However, this time around, I opted to undertake a small section of the route in reverse, starting at the small car park near Brucefield and then heading westwards towards Clackmannan.

The verges of the track here were especially rich in wildflowers, including numerous common spotted-orchids, their intricate lilac-petalled spikes shining out like little floral beacons.

I also found common wintergreen, which despite the name, is a scarce plant with strange pinkish-white bell-shaped flowers. It was very much a case of the more you looked, the more you saw.

Bird life abounded too, and within the space of a few minutes I had spotted whitethroats and several young willow warblers.

By the edge of a nearby field a flash of blurry-brown caught my eye. It was a brown hare, which are sadly increasingly scarce creatures nowadays.

Hares have a quite remarkable turn of speed and the expression to ‘kiss a hare’s foot’, meaning ‘to be late’, alludes that for those that hesitate, the hare will be gone, leaving behind just the footprint.

The early 20th century naturalist Frances Pitt kept a pet hare, which held a mix of behaviours ranging from “extreme timidity and boldness, of rashness and suspicion, of cunning and of the most fragrant silliness”.

She described him as “...bold as brass, yet a more temperamental creature never walked. The slightest strange thing would upset him. I have seen him flee in crazy panic from his own shadow moving on the wall, temporarily mad with terror and liable to injure himself in his headlong, heedless flight”.

I get that feeling, too, when watching brown hares; the impression that they are clever creatures but with complex personalities.

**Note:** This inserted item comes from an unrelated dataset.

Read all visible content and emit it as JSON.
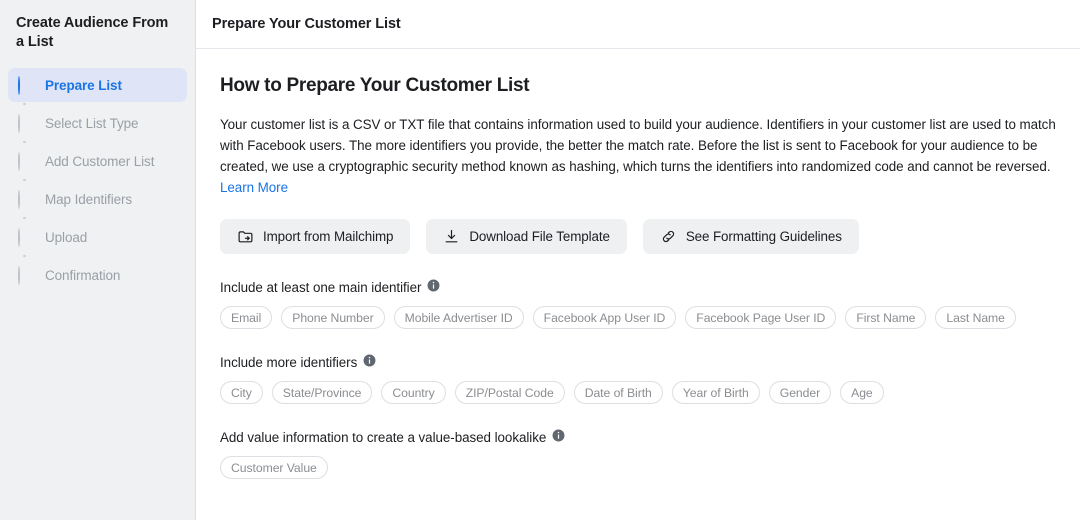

With these thoughts swirling in my mind, I continued on my way towards Clackmannan, stopping every so often to marvel at the wildflowers on the track verges.